To help explore the mysteries of Social Return on Investment, we talked to Wendy Gibbs of Inspire2Enterprise. There are many preconceptions about Social Return on Investment (SROI) that make it off-putting. For many smaller organisations for example, it may be the amount of time required by a member of staff to gather and analyse the […]Read More ›
A look back at the International Year of Co-operatives
You’d never know it from the pages of business press, but the corporate model isn’t the only way to do business. The fact is that some of Canada’s most successful and innovative companies are neither share capital corporations nor private firms. They are co-operatives. Co-operatives like Mountain Equipment Co-op, Federated Co-operatives, Gay-Lea Foods, The Co-operators as well as your local credit union or caisse populaire.
To recognize the important but often unsung achievements of co-operative enterprises, the United Nations designated 2012 as the International Year of Co-operatives. In Canada, credit unions and co-operatives organized events over the year to celebrate and raise awareness. The year also produced in some lasting initiatives to strengthen new and existing co-operatives.
What distinguishes a co-operative from other companies is that ownership and control are shared equally and democratically by members, instead of being concentrated in the hands of a few. Sure, co-operatives have boards of directors who plan how business gets done, but these are elected by and accountable to every member equally. It’s impossible for one or two owners to gobble up shares and take control of a co-operative. Nor is there any incentive to do this, since profits generated by the co-operative are returned to members as dividends based on how often they use the co-op, are retained to fund future growth, or used to help the larger community.

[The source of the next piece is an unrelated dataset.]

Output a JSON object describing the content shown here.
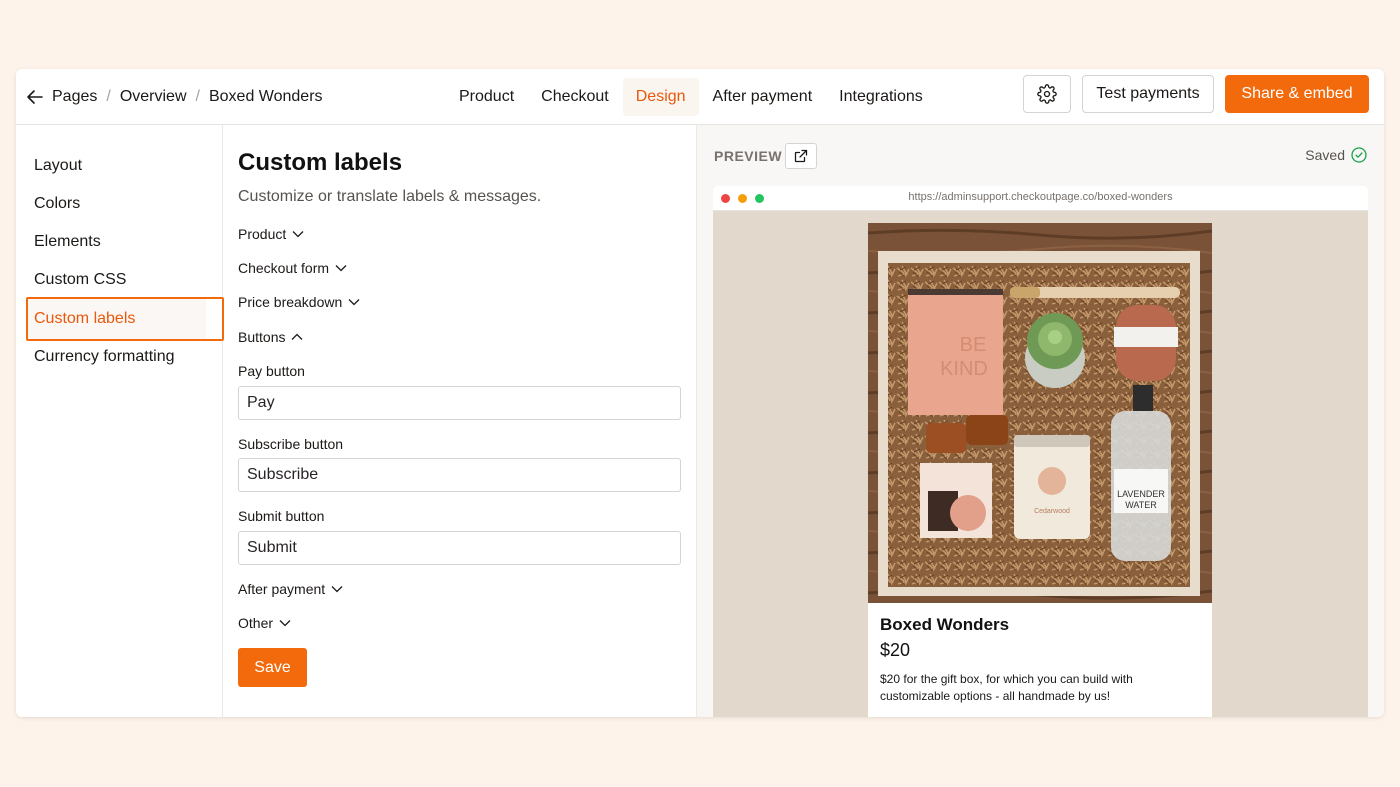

Broadly controlled and focused on member service instead of profit maximization, the co-operative model is for businesses with an altogether different sense of their “how” and “why”.
One of the remarkable accomplishments of the year was a historic parliamentary study of the state of the co-operative model in Canada. The House of Commons Special Committee on Co-operatives issued recommendations based on testimony they heard from co-operatives in housing, finance, agriculture, retail and other sectors. The committee called on the federal government find ways to help co-operatives with the challenges of capitalization, including allowing Canadians to invest a larger share of their RRSP funds in co-operatives.
The government implemented a few recommendations almost immediately. Lending programs were changed to allow federally funded housing co-ops to pursue private financing from credit unions for needed renovations. Plus, the government also agreed to consolidate responsibility for the co-operative sector from the department of agriculture to Industry Canada.
In 2012, the federal government also enacted historic legislation to allow credit unions to incorporate at the federal level. Under these new rules, credit unions – full-service co-operative financial institutions – which had generally been unable to operate outside their province of incorporation can now form federal credit unions to operate anywhere in the country; a development which has the potential to dramatically alter the landscape of financial services for consumers and small business.
Credit unions and co-operatives hosted to a variety of gatherings last year, such as the Co-operating to Build a Better West Conference that I had the pleasure to attend in Saskatoon. But the central event of the year was the International Summit of Co-operatives sponsored by the Desjardins Group. So successful was this gathering of dignitaries, scholars and leaders of co-operative enterprises in Quebec City, that organizers have turned it into a regular biennial conference – wryly dubbed the Davos of co-operatives.
The International Year of Co-operatives brought the co-operatives together and boosted awareness of the model as a mainstream and attractive way to structure business. Two examples help demonstrate the legacy of the year.
In 2012, the co-operative sector worked to found a National Co-operative Investment Fund to help existing and new co-operatives obtain patient capital. Expected to launch this year, the fund will help co-operatives overcome institutional and structural obstacles to capital, in addition to what they can already obtain from credit unions.
Similarly, Manitoba credit unions and co-operatives partnered with the University of Winnipeg business school to establish the country’s first Chair in Co-operative Enterprises to strengthen the co-op movement and support socially responsible entrepreneurs.
In Canada and internationally, people celebrated the history of the global co-operative movement and reflected – given the recent dramatic examples of corporate enterprises failing to meet societal expectations – on the current relevance of this form of enterprise. The legacy of the International Year of Co-operatives will be measured not today, but in the years ahead, as more people look to the co-operative model to meet their needs for products and services, as well as our collective need for a more democratic and socially-oriented economy.
Image credit: http://www.flickr.com/photos/dullhunk/7403757590/